did say computer use would continue to grow.
"The field is changing very rapidly, so it's
hard to make any predictions," he said. "But
I do agree with Mr. Batter; we will all use com
puters more and more in our daily lives."
7XYC disc jockey , v ;
By LAWRENCE TURNER
DTH Staff Writer
Disc jockey. ,
The term may conjure up the image of
a young person blasting loud music
through the radio airwaves, but one disc .
jockey at WXYC describes the profession
as a craft.
"Knowing the difference between
knowing when two records will mix well
is the difference between being a record
player and a disc jockey," said Dan
Greenfield, adding that he received that
advice from Nancy Lee, program director
Greenfield, a junior RTVMP major
from New York City, hosts a program of
old rock 'n roll songs at WXYC on Sun
"The reason I wanted to start the show
was because I thought it would be fun.
And I didn't hear any show that played
good '50s music for its artistic value,"
So he attended a training session last
January for those interested in becoming
disc jockeys for the station. The next
month, Greenfield received an hour for
his show. - . ' .
Now the show, "Jukebox," . featuring
V 'Doo-Wop' Dan," airs from 8 p.m. to
11 p.m. Sundays. , i '

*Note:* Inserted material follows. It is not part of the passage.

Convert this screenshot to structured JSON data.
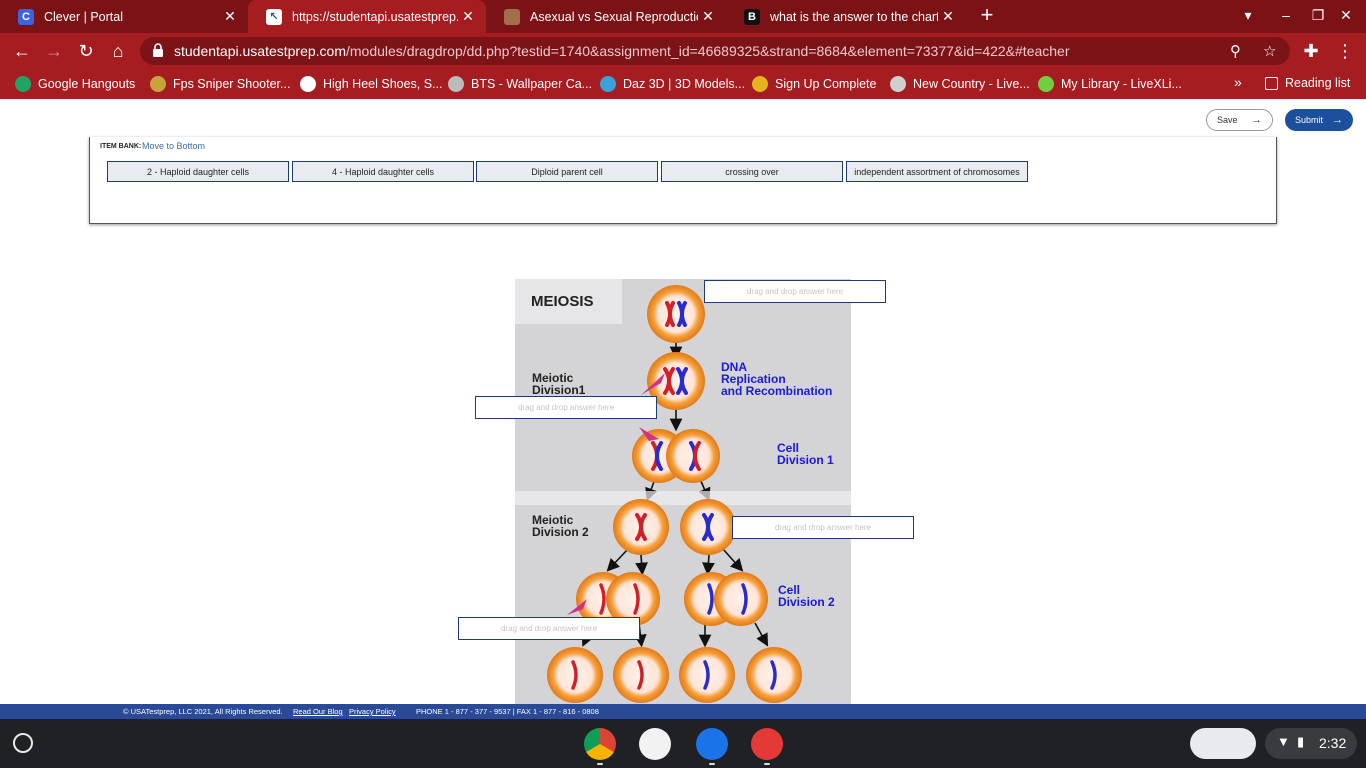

Dean Foust, a junior journalism major
from Durham, said, "I know it's an ex
perience that in the back of everybody's
mind they'd like to do and I'm no
different. It's a great experience."
Foust works on Tuesday mornings
from 10 a.m. to noon. "I try to keep my
format'eonsistent," for the audience and
play "mid-tempo rock," he said. He has
worked at the station since'this summer.
"When I'm there for the two hours,
basically, I'm in charge of the continuity,
to make sure the station doesn't go-off
the air,". Foust said.
But another disc jockey, David
LaTowsky, explained that the position
also included other duties. "You have a
announcements) to be announced at cer
tain times and to keep the music flowing,''
said LaTowsky, an economics and an
thropology major from Wyckoff, N.J. '
: "It's a good way to get acquainted
with a lot of music," he said. "It's an en
joyable couple of hours spinning the
discs and shooting the breeze."
LaTowsky began working this summer
and works Saturdays from 4 p.m. to 5
p.m. this semester. ;
"You have about 80 percent leeway on
what you want to do," he said.
Yet, the station's disc jockeys follow a
strict format regarding some content on
For each time segment a disc jockey is
on the air, certain record selections are
placed on reserve by WXYC. Station
manager Bill Burton said, "You have
about 65 percent of your own with what
you want to play. And what you have to
do is shape your show around the music
(placed on reserve) in the 'play' box."
The only exception to the reserve music
program sheet with PSA's (public service " requirement is the four special shows the
station uses. They include a jazz show, a
new wave show, a show of rock 'n' roll
songs from the 1950s and 1960s and a
show featuring bluegrass and country
The station uses close to 70 disc jockeys,
"I look for a certain amount of creati
vity, a good bit of boardwork (handling
the controls), a certain amount of intel
iegence with respect to the music and a
little personality (from disc jockeys)," he
Although WXYC is not taking any ap
plicants for disc jockeys now, interested
persons can still work at the station,
Foust said. Those interested can work
with departments including traffic, public
service announcements and news,
Disc jockeys other duties include an
swering the telephone for requests,
looking for records in the station's music
library and setting up and exchanging
A student gets experience as disc jockey at WXYC
.;. job Includes selecting records, maintaining continuity